Selecting a reining prospect can be overwhelming. If you are new to reining and wish to take this route (buying a prospect and having him trained), then I would suggest that you enlist the help of your trainer or someone who has experience in the reining industry. Take someone you trust and take his advice. Decide how much you can spend and ask him what you can get for that dollar. Consider as well how much money must be added to the purchase price before you can show! Buying a prospect may be the right option for you if you enjoy watching your horse learn and/or you would like to show a futurity horse (Ask your trainer if that is a realistic goal).
What attributes must a reining prospect have?
1. Good breeding. A great pedigree does not always mean a great reining horse, but it's a good start.
2. Good conformation. The reining prospect should have correct, athetic conformation and he has to be sound and look like he will stay that way - no structural weaknesses that could cause unsoundness with the demands of the sport.
3. A "trainable" disposition and "willing to learn" attitude.
4. Courage and heart.
How do I find a prospect with these attributes?
1. Breeding. Check out the performance record of both the sire and the dam. If they are both performers in the reining pen, then that's a good start. If the dam has not performed, but is leaving performers, that is good as well. Of course, those prospects will probably be higher priced, so that may dictate your decision but remember that the breeding influences everything else - all the following points!
2. Conformation: You can't undervalue conformation. Balance is everything. I always watch the horse running free to see how he moves. I love a pretty-moving horse and the judges do too! The reining horse should move flat, long and low, with his hind legs well under him and a lot of reach.
I like a pretty head with soft, wide-set eyes and large nostrils. The neck should come straight out of the withers and the throatlatch should be clean, shoulders sloping and wither the same height as the croup. (If the wither is lower, the center of gravity is forward and the horse cannot pick up his front end easily). Back and loins need to be strong, hips long and powerful, cannons short and feet well-shaped with large heels and healthy frogs.

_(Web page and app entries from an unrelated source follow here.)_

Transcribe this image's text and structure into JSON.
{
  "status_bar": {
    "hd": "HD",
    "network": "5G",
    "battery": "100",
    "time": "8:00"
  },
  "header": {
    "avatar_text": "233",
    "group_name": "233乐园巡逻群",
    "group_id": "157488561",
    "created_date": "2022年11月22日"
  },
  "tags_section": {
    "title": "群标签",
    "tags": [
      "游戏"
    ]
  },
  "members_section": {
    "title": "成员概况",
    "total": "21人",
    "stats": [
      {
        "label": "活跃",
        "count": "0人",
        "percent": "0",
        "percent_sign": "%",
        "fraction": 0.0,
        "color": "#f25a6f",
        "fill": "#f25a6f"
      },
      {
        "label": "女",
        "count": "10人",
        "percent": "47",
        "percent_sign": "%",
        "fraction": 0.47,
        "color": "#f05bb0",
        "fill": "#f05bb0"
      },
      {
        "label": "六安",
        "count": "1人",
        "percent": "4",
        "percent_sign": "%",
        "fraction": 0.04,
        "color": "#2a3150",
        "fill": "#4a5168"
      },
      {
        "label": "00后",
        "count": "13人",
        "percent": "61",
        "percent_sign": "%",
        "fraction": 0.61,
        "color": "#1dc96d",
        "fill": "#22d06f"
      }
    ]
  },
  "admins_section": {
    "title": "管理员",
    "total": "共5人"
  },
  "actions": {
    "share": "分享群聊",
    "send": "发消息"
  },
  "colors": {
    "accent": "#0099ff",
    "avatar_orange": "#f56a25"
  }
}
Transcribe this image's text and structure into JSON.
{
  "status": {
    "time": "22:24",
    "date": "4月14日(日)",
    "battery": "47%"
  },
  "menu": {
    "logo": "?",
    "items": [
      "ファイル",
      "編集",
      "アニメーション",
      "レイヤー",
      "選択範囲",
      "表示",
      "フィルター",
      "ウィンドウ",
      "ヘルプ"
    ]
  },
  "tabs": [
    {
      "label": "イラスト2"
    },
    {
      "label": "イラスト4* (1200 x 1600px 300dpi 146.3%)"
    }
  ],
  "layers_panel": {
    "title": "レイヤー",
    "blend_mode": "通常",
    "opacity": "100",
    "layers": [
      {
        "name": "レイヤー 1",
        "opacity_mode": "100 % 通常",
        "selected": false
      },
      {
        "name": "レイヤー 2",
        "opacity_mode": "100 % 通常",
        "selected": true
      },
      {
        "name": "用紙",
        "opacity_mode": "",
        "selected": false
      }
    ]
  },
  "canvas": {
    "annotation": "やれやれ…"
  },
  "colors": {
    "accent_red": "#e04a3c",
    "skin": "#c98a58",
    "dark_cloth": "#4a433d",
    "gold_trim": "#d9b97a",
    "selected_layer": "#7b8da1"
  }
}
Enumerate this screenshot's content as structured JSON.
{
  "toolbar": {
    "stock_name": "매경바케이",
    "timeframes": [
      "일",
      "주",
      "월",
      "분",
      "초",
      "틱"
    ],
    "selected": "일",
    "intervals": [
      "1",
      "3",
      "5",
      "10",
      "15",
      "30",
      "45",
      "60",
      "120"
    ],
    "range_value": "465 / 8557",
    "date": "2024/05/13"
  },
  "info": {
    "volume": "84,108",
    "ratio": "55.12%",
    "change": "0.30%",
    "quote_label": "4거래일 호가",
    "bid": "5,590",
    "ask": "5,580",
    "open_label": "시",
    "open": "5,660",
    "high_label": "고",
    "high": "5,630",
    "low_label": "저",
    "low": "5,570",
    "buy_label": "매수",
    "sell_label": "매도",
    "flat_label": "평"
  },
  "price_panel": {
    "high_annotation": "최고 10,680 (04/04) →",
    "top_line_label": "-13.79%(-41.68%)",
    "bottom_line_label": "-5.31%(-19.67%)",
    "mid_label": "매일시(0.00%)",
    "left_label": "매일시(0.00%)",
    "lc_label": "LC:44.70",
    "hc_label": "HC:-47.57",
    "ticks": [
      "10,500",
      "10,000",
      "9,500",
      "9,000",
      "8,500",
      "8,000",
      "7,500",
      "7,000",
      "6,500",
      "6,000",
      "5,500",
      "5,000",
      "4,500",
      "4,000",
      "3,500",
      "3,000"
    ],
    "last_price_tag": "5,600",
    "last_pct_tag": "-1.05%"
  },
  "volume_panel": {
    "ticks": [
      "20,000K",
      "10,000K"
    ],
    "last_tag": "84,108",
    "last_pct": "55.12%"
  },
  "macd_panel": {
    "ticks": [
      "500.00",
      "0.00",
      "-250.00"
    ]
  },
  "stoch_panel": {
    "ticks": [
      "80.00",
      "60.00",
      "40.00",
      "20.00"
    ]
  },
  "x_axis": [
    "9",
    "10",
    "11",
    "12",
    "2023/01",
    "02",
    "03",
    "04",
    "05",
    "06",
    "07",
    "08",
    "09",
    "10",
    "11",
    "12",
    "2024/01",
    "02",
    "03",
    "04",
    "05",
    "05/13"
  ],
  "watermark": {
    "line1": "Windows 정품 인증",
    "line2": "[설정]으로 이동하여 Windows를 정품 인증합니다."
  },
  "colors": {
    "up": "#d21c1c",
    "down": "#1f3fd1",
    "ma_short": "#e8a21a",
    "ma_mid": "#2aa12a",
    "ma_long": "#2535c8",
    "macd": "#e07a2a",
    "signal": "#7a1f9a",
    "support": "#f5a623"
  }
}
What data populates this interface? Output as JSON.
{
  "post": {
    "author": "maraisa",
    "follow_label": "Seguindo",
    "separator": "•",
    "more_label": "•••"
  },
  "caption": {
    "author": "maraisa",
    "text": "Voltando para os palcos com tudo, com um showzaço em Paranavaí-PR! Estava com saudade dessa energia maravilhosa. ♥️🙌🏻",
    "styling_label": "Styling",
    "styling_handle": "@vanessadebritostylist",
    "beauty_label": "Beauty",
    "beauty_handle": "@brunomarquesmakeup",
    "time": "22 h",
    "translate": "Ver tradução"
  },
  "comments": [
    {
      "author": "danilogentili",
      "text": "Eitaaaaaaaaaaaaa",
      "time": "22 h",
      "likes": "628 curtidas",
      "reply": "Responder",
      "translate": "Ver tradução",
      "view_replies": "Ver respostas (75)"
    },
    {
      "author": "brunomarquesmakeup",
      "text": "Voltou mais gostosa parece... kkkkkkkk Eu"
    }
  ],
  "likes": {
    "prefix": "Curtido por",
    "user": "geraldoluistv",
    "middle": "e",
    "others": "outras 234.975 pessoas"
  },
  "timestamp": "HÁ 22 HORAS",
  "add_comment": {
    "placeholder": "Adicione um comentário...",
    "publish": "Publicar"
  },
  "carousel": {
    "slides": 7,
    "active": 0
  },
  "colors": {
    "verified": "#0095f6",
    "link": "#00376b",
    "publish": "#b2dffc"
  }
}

3. Disposition and Attitude - I like to see a sense of cooperation in the reining prospect. He should be smart for sure, but also happy. I like him to look at me like he sees me, curious but not spooky.
4. Courage and Heart - A horse has "heart" if he gives you all that he has to give when you ask. You probably won't know if your horse has courage and heart until you show him but you can, however, tell a lot from his breeding and his disposition, which is what you have to go on when you are choosing a prospect. "Heart" comes from a good mind and a quiet, trainable attitude. It also comes from a trust-bond between horse and rider.
|Wildwood Liberty at one year old - an excellent example of a reining prospect.|
These are a few guidelines to selecting a reining prospect, one that has not been ridden yet. Next post I will talk about choosing a trained reining horse.
|Liberty at one year - one thing I like to see when I watch a prospect move - he wants to stop!|